SLIS Clinical Professor Dave Shumaker’s book The Embedded Librarian: Innovative Strategies for Taking Knowledge Where It’s Needed is now available for advanced order. From the publisher:
Here is the first comprehensive survey of the growing practice of “embedded librarianship”—a strategic model for placing information professionals into partnerships with the individuals and working groups that depend upon their knowledge and expertise. David Shumaker looks at implementations in all types of organizations, identifies the characteristics of successful embedded librarians, and explains how information professionals in public, academic, school, medical, law, and other specialized library settings are using embedded librarianship principles to enhance their work and careers.
In demonstrating the value of information professionals to a broad range of knowledge-intensive projects, The Embedded Librarian is an important book for managers and executives involved in team building. In addition, its wealth of practical coverage and analysis, case studies, templates, and exercises make the book an invaluable resource for library school students, practicing librarians who wonder if an embedded role is right for them, and current embedded librarians who want to be ready for new opportunities in this exciting area of library work.
David Shumaker is Clinical Associate Professor at the School of Library and Information Science, Catholic University of America.

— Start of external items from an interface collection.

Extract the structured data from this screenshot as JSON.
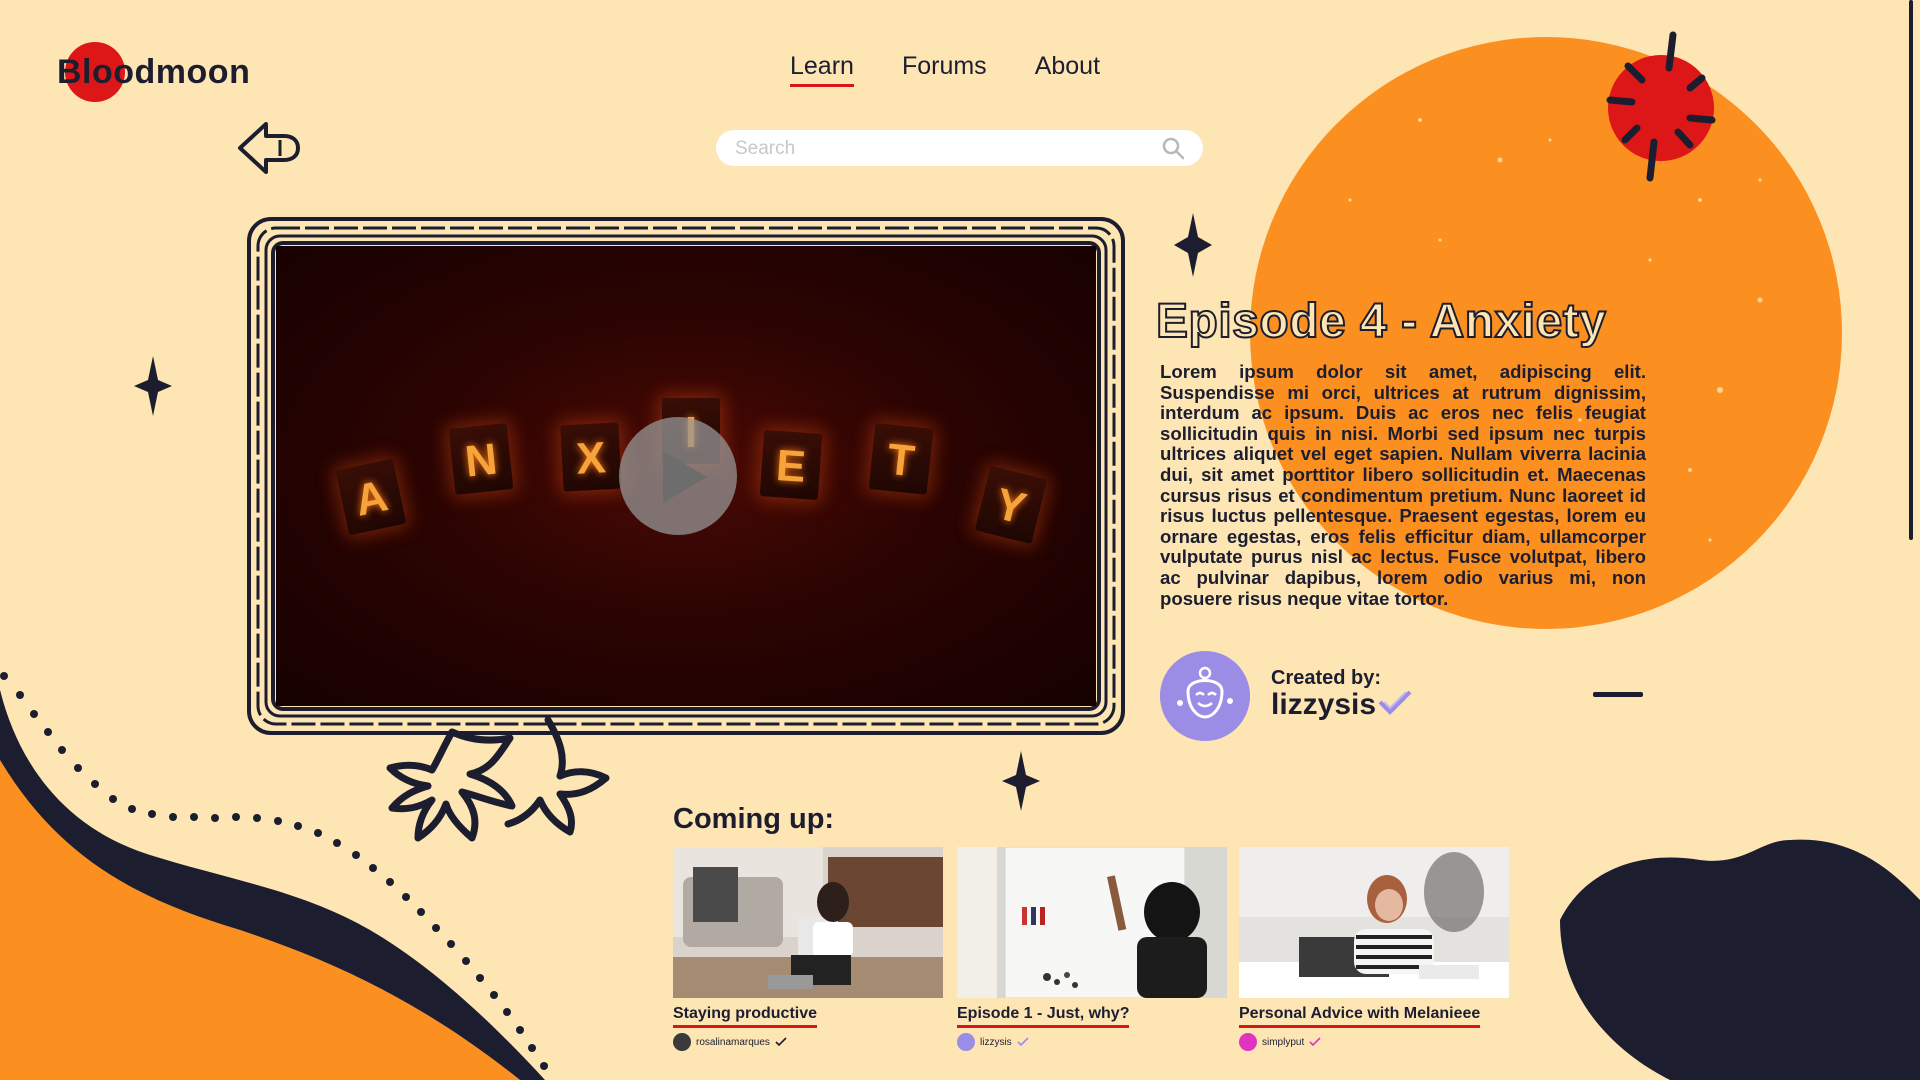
{
  "brand": {
    "name": "Bloodmoon"
  },
  "nav": {
    "items": [
      {
        "label": "Learn",
        "active": true
      },
      {
        "label": "Forums",
        "active": false
      },
      {
        "label": "About",
        "active": false
      }
    ]
  },
  "search": {
    "placeholder": "Search",
    "icon": "search-icon"
  },
  "video": {
    "tiles": [
      {
        "letter": "A"
      },
      {
        "letter": "N"
      },
      {
        "letter": "X"
      },
      {
        "letter": "I"
      },
      {
        "letter": "E"
      },
      {
        "letter": "T"
      },
      {
        "letter": "Y"
      }
    ],
    "play_icon": "play-icon"
  },
  "episode": {
    "title": "Episode 4 - Anxiety",
    "description": "Lorem ipsum dolor sit amet, adipiscing elit. Suspendisse mi orci, ultrices at rutrum dignissim, interdum ac ipsum. Duis ac eros nec felis feugiat sollicitudin quis in nisi. Morbi sed ipsum nec turpis ultrices aliquet vel eget sapien. Nullam viverra lacinia dui, sit amet porttitor libero sollicitudin et. Maecenas cursus risus et condimentum pretium. Nunc laoreet id risus luctus pellentesque. Praesent egestas, lorem eu ornare egestas, eros felis efficitur diam, ullamcorper vulputate purus nisl ac lectus. Fusce volutpat, libero ac pulvinar dapibus, lorem odio varius mi, non posuere risus neque vitae tortor.",
    "created_by_label": "Created by:",
    "creator": "lizzysis"
  },
  "coming_up": {
    "title": "Coming up:",
    "cards": [
      {
        "title": "Staying productive",
        "author": "rosalinamarques"
      },
      {
        "title": "Episode 1 - Just, why?",
        "author": "lizzysis"
      },
      {
        "title": "Personal Advice with Melanieee",
        "author": "simplyput"
      }
    ]
  },
  "colors": {
    "background": "#fde5b4",
    "orange": "#fb8f1f",
    "navy": "#1c1e30",
    "red": "#dd1717",
    "purple": "#9b8ce6",
    "pink": "#e033c0"
  }
}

His research focuses on the development and successful implementation of new roles for librarians in all types of organizations, with a special emphasis on embedded librarianship. In 2008, he and his co-investigator, Mary Talley, were awarded the Special Libraries Association Research Grant for their project, “Models of Embedded Librarianship.” Project reports are available on the SLA website, and related articles have been published in Library Journal, Reference & User Services Quarterly, and Information Outlook.
Previously, Dave was a corporate librarian at the MITRE Corporation, where he served as Manager of Information Services, leading corporate library, archives, and records management operations. Earlier in his career, he was a Library of Congress Intern, a cataloger, and an automation specialist for the National Library Service for the Blind and Physically Handicapped. He holds graduate degrees from Drexel University and the University of Maryland.
He blogs at http://www.embeddedlibrarian.com,